In the case of Bashar Assad one could easily make the mistake of applying the old adage, "like father, like son." However, to do so would understate the barbarism of Bashar Assad. As the Syrian revolution stretches into its 3rd year, Syrians have faced mass imprisonment, torture, death squads, shelling, the use of chemical weapons, starvation and all other conceivable horrors of war. The death toll, which the U.N. stopped tallying three months ago due to the conditions being too dangerous to carryout, has reached over 140,000. It should be noted that for a body to be counted by the U.N. is must be identifiable leaving no question that the number is hire than what has been reported. Roughly 200,000 people are missing. 2.5 million have fled the country seeking refuge, while it's estimated that 6.5 million are internally displaced. The scale of this humanitarian atrocity is the largest the world has seen since the 1994 genocide in Rwanda.
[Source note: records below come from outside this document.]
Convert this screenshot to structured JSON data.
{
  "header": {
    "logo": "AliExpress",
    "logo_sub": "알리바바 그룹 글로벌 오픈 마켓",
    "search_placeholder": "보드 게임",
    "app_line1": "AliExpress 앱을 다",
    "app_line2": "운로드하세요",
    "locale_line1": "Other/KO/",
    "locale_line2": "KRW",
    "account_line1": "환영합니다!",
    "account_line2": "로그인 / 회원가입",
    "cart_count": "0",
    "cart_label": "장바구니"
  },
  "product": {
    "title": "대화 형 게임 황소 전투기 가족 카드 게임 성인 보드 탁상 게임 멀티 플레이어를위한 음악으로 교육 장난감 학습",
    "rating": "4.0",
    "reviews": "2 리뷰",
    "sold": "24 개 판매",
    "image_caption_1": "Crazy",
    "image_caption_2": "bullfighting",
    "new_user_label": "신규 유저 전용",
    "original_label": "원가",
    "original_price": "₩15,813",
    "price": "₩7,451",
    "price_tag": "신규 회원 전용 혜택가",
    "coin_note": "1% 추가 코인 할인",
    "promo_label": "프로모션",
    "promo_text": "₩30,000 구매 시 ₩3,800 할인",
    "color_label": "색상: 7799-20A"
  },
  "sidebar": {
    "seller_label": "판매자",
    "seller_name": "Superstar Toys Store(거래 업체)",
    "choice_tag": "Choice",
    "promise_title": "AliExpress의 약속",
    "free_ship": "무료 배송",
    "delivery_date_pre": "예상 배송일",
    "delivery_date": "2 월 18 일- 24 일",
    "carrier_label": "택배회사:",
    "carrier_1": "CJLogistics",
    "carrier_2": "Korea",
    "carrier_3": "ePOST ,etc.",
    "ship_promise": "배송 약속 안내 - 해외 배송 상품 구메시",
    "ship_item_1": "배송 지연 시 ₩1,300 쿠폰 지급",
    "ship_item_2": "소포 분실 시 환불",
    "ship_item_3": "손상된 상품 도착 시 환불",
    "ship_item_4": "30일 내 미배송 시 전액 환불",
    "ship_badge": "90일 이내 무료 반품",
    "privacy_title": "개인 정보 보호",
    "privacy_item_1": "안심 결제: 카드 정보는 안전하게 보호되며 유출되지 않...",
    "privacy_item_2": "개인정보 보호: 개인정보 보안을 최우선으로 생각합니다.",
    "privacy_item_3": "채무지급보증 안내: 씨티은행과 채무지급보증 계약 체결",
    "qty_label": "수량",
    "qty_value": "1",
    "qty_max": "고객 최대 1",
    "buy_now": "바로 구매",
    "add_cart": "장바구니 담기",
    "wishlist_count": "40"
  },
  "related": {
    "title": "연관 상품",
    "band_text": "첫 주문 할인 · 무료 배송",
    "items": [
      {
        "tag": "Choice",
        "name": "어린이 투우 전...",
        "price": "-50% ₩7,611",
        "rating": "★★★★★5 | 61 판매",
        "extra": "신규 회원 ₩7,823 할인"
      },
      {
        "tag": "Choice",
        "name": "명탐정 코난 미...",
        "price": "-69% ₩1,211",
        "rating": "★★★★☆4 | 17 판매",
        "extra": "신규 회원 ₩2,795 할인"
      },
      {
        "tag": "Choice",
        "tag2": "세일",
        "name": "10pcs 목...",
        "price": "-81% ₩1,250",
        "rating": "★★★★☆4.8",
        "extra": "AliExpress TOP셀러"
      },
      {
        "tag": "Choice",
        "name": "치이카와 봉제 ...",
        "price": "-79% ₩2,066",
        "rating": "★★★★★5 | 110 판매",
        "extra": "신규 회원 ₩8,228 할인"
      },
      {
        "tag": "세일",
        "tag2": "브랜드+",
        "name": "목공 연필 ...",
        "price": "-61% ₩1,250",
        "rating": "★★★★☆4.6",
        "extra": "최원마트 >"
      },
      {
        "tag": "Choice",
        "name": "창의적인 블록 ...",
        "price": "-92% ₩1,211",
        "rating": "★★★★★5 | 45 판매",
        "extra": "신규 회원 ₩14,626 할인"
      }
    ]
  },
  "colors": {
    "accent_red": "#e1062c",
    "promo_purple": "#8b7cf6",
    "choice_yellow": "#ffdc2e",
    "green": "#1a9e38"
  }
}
The complexities of this issue, from the proxy elements supporting Assad such as Hezbollah, Iran and Russia, to external forces such as ISIS, which has mostly infiltrated the country through Iraq in an attempt to hijack the revolution in the name of fundamentalist Islam, are vast and hard to clearly see due to the failure of the media and a lack of western understanding of the Middle East. They also overshadow the experience of the people on the ground. With that in mind, I hope this timeline of events can help shed some light on what has happened in the region over the last few years. It's naive to think this will be resolved quickly, though it's even harder to imagine this continuing indefinitely.